Required action
Your response should be every line from the entries that includes the string "screenshot".

Component data from apps and pages

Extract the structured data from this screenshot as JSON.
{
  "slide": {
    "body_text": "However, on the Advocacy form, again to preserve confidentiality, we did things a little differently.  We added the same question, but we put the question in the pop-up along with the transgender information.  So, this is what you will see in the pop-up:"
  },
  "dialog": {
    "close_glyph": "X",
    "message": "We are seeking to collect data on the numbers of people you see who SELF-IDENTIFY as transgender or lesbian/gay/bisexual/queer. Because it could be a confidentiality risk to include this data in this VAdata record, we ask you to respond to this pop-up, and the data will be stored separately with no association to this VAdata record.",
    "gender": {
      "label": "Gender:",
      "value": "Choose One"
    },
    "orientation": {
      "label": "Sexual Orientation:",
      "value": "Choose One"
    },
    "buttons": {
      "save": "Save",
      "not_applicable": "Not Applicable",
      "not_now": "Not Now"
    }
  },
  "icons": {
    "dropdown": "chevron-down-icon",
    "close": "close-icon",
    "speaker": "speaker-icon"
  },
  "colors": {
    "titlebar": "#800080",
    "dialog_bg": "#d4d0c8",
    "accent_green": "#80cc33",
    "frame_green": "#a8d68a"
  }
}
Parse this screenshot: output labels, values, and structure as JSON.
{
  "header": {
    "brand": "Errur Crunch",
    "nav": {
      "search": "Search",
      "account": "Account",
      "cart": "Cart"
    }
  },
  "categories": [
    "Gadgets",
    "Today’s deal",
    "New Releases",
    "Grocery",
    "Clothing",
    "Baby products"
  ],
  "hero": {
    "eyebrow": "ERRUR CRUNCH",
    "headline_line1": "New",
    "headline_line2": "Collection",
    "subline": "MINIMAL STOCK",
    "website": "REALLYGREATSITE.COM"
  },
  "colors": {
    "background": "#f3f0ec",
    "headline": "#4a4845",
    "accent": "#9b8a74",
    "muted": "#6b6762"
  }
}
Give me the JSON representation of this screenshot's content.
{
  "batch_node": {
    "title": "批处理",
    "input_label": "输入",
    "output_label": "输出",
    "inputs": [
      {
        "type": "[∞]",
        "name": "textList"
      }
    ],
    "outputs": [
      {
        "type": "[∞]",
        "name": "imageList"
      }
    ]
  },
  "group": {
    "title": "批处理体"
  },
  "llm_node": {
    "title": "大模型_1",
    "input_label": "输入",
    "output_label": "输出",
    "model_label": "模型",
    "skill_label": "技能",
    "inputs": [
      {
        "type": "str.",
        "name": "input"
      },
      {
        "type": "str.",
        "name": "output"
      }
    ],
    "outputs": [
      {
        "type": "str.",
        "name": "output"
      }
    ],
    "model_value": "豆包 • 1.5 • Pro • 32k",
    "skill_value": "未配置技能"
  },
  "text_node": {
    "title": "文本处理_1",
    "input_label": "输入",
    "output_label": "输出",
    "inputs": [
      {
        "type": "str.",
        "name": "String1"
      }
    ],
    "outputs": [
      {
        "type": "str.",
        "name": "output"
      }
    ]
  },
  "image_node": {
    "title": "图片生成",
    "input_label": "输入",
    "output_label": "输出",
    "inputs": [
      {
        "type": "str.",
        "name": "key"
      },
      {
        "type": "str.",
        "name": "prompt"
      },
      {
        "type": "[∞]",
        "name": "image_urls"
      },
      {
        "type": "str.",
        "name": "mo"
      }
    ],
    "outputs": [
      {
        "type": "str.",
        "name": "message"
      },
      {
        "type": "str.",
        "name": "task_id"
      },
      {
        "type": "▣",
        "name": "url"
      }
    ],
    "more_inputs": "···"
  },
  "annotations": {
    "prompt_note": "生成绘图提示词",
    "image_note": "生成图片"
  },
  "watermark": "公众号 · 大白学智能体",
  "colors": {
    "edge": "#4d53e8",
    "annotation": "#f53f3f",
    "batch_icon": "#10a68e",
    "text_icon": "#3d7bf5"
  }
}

Response for this exercise
Extract the structured data from this screenshot as JSON.
Parse this screenshot: output labels, values, and structure as JSON.
Give me the JSON representation of this screenshot's content.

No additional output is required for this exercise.